TASK INSTRUCTIONS: How many lines in the listing include the string "rest"? Reply with the number alone.

RECORDS SUPPLIED:
####
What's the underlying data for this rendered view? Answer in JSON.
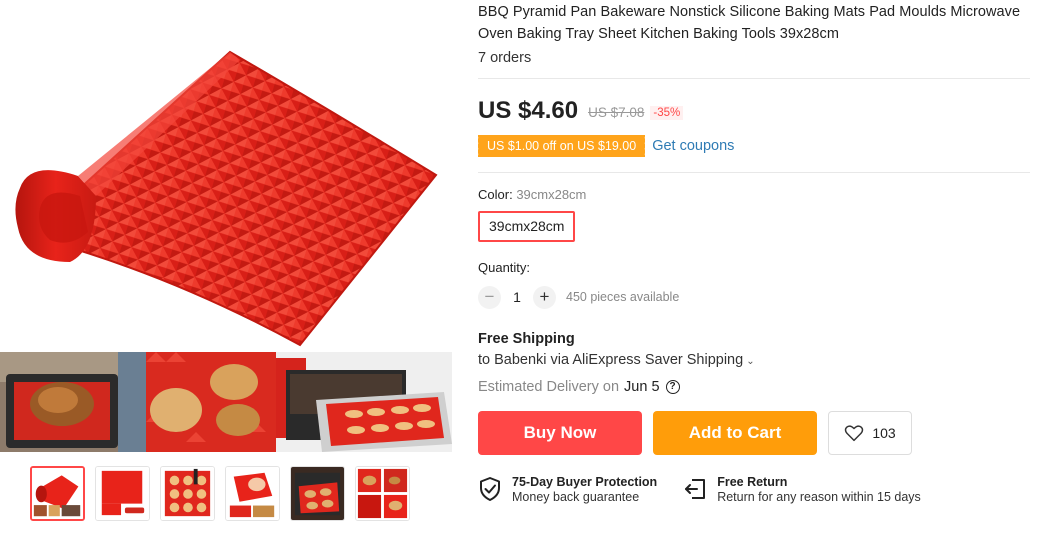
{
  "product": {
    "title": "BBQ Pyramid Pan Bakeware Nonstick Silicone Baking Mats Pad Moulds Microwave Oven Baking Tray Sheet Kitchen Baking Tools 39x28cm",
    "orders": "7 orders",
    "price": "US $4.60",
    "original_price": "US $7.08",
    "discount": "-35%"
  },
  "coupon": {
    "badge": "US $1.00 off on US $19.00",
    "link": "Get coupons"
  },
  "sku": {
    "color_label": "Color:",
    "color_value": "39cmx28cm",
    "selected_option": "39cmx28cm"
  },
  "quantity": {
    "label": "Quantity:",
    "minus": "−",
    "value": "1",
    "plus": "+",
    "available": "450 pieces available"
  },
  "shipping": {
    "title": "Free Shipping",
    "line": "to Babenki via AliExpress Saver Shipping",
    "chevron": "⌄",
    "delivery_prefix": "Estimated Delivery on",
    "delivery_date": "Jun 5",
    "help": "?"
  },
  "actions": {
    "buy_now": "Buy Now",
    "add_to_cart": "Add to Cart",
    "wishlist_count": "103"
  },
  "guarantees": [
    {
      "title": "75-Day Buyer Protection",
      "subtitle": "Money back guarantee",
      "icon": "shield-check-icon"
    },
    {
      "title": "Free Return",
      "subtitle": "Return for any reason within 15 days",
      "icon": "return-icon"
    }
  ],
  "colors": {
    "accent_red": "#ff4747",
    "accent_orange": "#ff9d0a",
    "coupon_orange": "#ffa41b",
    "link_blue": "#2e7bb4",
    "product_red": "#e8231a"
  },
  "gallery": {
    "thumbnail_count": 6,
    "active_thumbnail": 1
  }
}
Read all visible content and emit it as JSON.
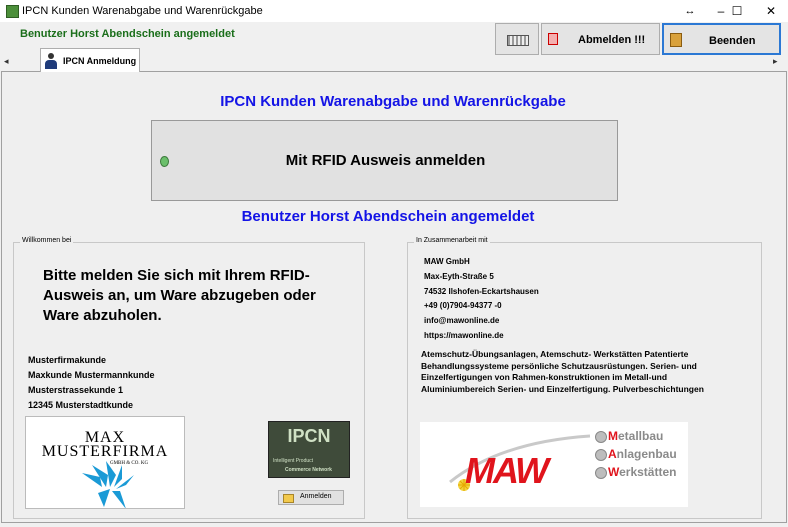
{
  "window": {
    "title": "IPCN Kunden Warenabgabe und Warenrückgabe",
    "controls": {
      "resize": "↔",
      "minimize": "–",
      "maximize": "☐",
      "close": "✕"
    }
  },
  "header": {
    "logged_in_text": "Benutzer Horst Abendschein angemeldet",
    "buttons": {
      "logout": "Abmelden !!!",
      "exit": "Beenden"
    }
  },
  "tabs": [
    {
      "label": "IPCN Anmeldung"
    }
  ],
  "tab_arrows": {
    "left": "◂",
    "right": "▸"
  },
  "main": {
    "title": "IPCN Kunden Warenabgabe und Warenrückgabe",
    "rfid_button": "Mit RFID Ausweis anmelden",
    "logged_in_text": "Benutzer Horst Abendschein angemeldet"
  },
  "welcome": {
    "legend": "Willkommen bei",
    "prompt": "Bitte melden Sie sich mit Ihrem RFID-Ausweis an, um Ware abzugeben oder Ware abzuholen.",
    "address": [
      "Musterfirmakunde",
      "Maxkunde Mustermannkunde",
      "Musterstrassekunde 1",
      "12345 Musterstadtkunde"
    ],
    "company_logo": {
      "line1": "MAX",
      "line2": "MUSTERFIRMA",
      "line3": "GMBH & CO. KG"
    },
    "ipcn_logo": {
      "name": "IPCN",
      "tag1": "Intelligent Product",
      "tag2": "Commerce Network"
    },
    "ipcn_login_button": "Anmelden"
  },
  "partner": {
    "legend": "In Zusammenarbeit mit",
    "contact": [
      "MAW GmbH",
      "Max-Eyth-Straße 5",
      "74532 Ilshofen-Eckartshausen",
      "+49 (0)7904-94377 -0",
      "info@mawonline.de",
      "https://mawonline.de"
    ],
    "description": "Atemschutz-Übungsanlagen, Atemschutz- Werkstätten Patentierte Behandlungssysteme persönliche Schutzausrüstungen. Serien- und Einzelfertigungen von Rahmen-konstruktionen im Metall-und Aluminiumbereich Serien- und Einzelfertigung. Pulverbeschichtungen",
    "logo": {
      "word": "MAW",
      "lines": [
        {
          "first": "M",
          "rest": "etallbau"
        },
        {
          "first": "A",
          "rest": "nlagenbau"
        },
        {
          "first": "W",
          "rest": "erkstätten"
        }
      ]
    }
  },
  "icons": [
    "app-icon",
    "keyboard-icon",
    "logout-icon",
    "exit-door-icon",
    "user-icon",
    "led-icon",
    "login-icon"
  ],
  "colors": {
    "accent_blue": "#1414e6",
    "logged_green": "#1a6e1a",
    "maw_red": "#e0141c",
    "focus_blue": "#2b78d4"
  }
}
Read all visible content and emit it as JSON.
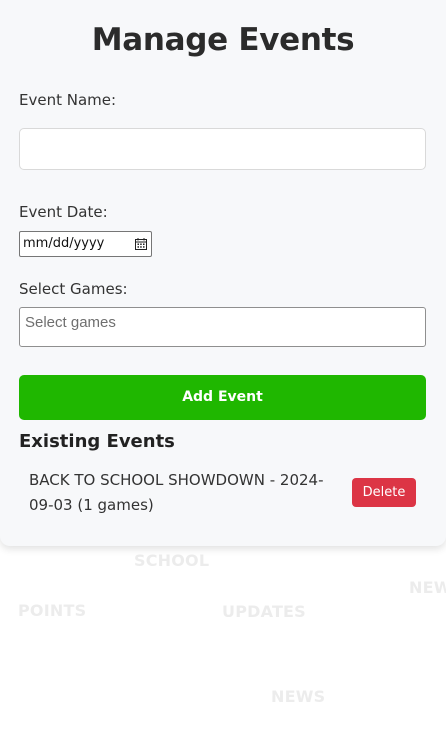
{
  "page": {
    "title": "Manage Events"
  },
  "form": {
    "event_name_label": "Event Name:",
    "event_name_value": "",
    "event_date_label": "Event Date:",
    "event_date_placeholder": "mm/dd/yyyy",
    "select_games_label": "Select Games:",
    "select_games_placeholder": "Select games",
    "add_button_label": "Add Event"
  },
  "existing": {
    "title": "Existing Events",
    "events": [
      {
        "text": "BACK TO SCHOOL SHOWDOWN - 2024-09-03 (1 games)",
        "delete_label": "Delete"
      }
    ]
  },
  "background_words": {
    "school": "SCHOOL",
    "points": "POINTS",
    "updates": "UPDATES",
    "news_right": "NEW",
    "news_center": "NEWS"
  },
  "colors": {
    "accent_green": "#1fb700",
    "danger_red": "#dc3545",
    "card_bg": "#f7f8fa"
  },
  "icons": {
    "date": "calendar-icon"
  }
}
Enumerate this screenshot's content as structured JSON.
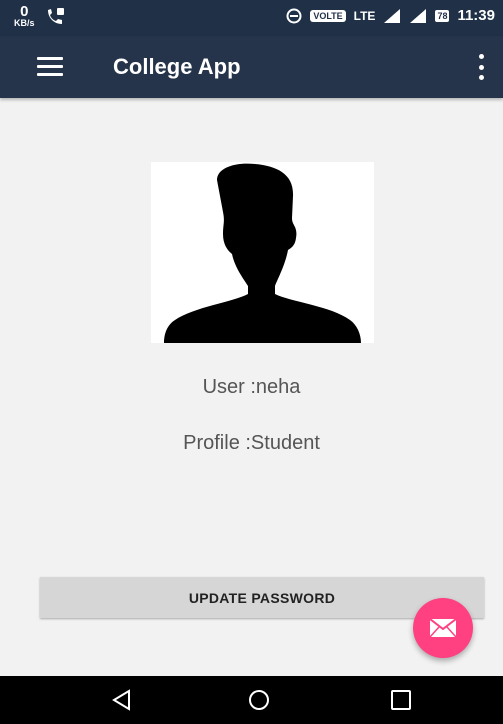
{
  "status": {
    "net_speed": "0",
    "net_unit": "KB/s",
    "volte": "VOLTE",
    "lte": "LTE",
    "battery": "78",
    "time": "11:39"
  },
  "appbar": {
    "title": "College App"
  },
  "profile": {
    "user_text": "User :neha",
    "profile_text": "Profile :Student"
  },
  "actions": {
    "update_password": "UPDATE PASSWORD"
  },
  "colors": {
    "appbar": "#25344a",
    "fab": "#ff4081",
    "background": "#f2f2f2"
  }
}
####
ANSWER BELOW: 3